* **WORK TASK**
Your reply should be a faithful copy of the records below, free of pictures.

* **DATA EXCERPTS**
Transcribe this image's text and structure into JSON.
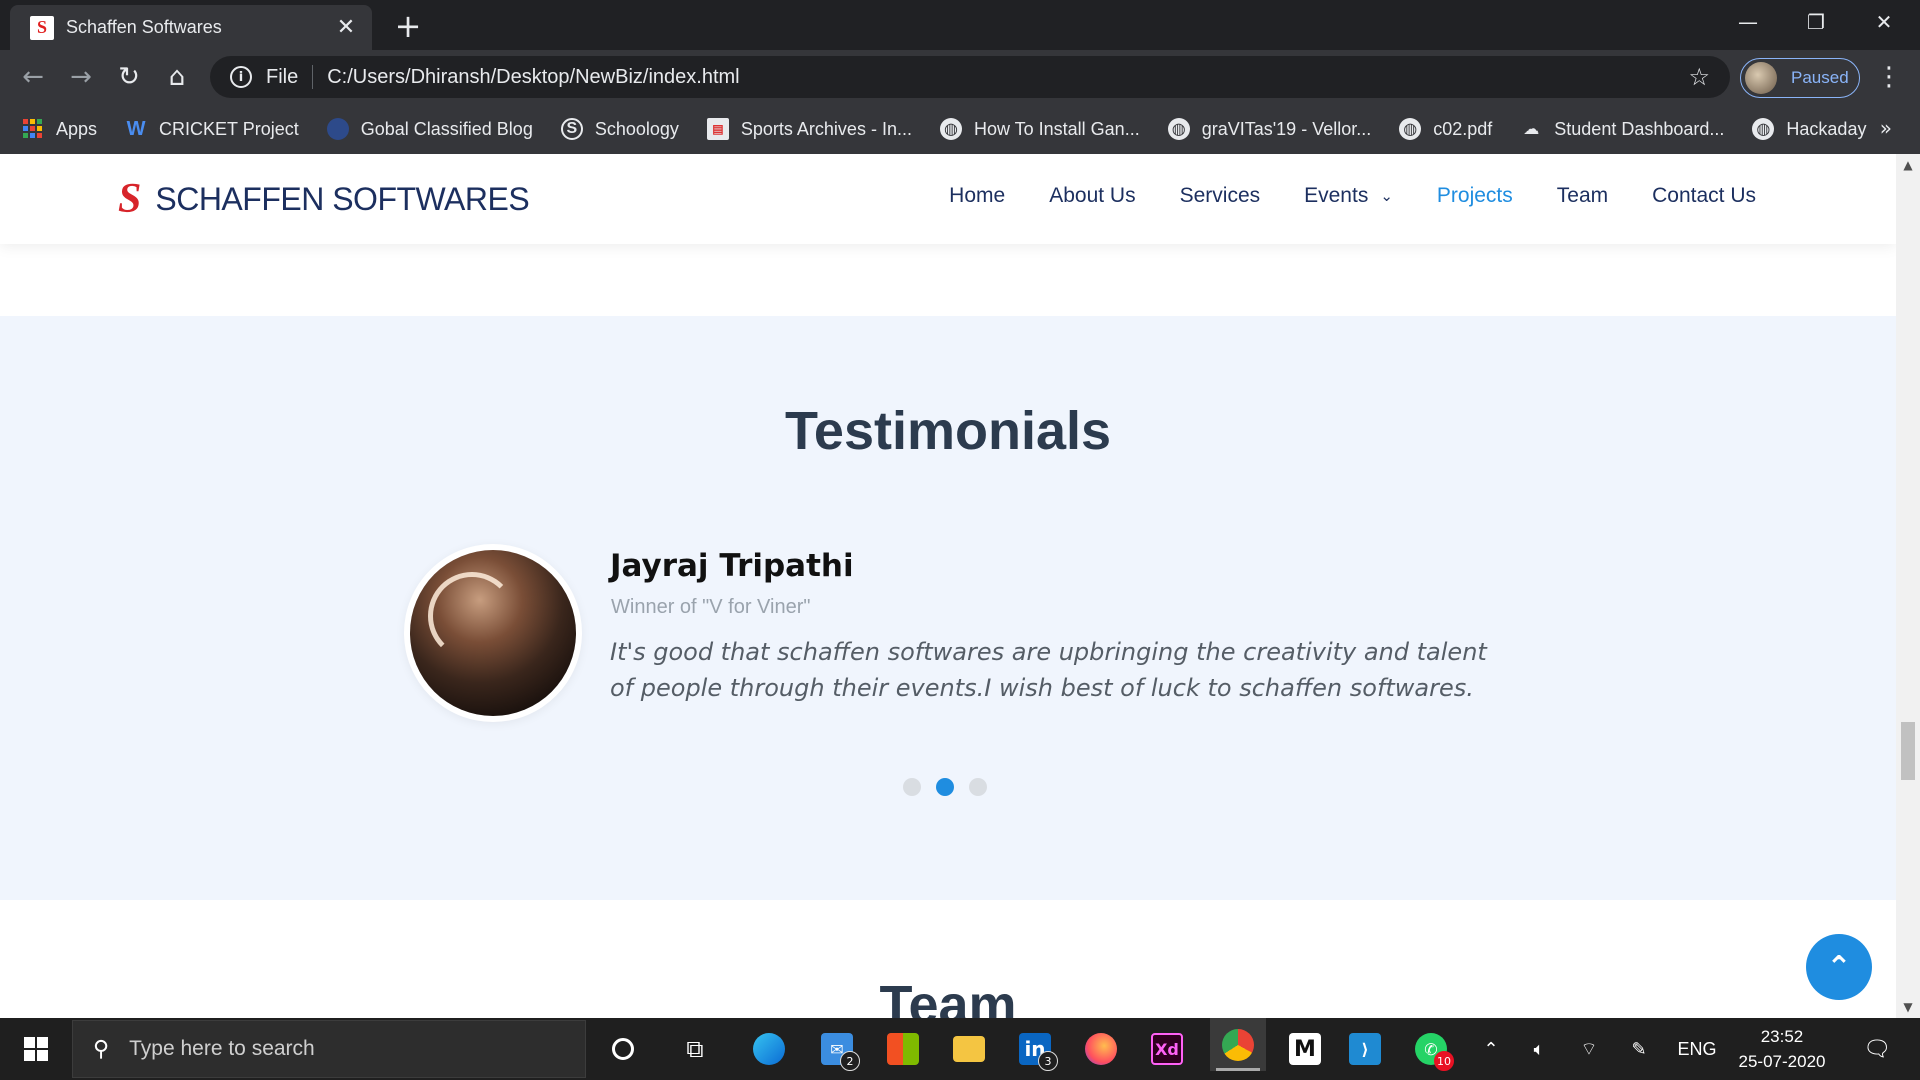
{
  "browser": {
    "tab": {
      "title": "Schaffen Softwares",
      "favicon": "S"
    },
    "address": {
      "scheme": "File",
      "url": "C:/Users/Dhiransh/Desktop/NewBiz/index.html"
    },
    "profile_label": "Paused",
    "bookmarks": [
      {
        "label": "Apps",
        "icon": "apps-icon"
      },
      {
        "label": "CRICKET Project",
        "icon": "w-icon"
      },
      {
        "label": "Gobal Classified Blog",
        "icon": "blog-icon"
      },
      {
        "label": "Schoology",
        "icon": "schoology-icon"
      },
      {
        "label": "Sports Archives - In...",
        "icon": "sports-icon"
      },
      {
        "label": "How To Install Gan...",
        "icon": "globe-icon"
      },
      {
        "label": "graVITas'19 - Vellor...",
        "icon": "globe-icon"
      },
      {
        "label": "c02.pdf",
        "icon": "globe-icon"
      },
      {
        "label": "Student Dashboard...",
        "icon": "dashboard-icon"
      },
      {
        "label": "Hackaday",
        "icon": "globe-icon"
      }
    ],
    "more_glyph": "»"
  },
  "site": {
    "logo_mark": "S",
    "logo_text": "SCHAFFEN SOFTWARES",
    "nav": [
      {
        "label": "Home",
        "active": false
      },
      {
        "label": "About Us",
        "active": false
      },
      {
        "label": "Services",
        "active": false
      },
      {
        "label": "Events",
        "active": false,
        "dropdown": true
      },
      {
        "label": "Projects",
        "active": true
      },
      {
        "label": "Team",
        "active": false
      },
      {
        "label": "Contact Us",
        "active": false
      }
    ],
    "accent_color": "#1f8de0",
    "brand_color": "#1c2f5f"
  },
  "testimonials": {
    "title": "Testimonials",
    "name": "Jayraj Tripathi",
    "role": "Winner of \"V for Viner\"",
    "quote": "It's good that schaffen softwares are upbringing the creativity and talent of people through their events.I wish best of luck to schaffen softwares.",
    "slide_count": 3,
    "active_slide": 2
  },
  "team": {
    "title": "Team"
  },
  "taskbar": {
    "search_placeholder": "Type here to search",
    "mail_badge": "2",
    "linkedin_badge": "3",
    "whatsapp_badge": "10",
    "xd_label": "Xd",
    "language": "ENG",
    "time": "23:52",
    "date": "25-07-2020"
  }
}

* **ANSWER**
Transcribe this image's text and structure into JSON.
{
  "browser": {
    "tab": {
      "title": "Schaffen Softwares",
      "favicon": "S"
    },
    "address": {
      "scheme": "File",
      "url": "C:/Users/Dhiransh/Desktop/NewBiz/index.html"
    },
    "profile_label": "Paused",
    "bookmarks": [
      {
        "label": "Apps",
        "icon": "apps-icon"
      },
      {
        "label": "CRICKET Project",
        "icon": "w-icon"
      },
      {
        "label": "Gobal Classified Blog",
        "icon": "blog-icon"
      },
      {
        "label": "Schoology",
        "icon": "schoology-icon"
      },
      {
        "label": "Sports Archives - In...",
        "icon": "sports-icon"
      },
      {
        "label": "How To Install Gan...",
        "icon": "globe-icon"
      },
      {
        "label": "graVITas'19 - Vellor...",
        "icon": "globe-icon"
      },
      {
        "label": "c02.pdf",
        "icon": "globe-icon"
      },
      {
        "label": "Student Dashboard...",
        "icon": "dashboard-icon"
      },
      {
        "label": "Hackaday",
        "icon": "globe-icon"
      }
    ],
    "more_glyph": "»"
  },
  "site": {
    "logo_mark": "S",
    "logo_text": "SCHAFFEN SOFTWARES",
    "nav": [
      {
        "label": "Home",
        "active": false
      },
      {
        "label": "About Us",
        "active": false
      },
      {
        "label": "Services",
        "active": false
      },
      {
        "label": "Events",
        "active": false,
        "dropdown": true
      },
      {
        "label": "Projects",
        "active": true
      },
      {
        "label": "Team",
        "active": false
      },
      {
        "label": "Contact Us",
        "active": false
      }
    ],
    "accent_color": "#1f8de0",
    "brand_color": "#1c2f5f"
  },
  "testimonials": {
    "title": "Testimonials",
    "name": "Jayraj Tripathi",
    "role": "Winner of \"V for Viner\"",
    "quote": "It's good that schaffen softwares are upbringing the creativity and talent of people through their events.I wish best of luck to schaffen softwares.",
    "slide_count": 3,
    "active_slide": 2
  },
  "team": {
    "title": "Team"
  },
  "taskbar": {
    "search_placeholder": "Type here to search",
    "mail_badge": "2",
    "linkedin_badge": "3",
    "whatsapp_badge": "10",
    "xd_label": "Xd",
    "language": "ENG",
    "time": "23:52",
    "date": "25-07-2020"
  }
}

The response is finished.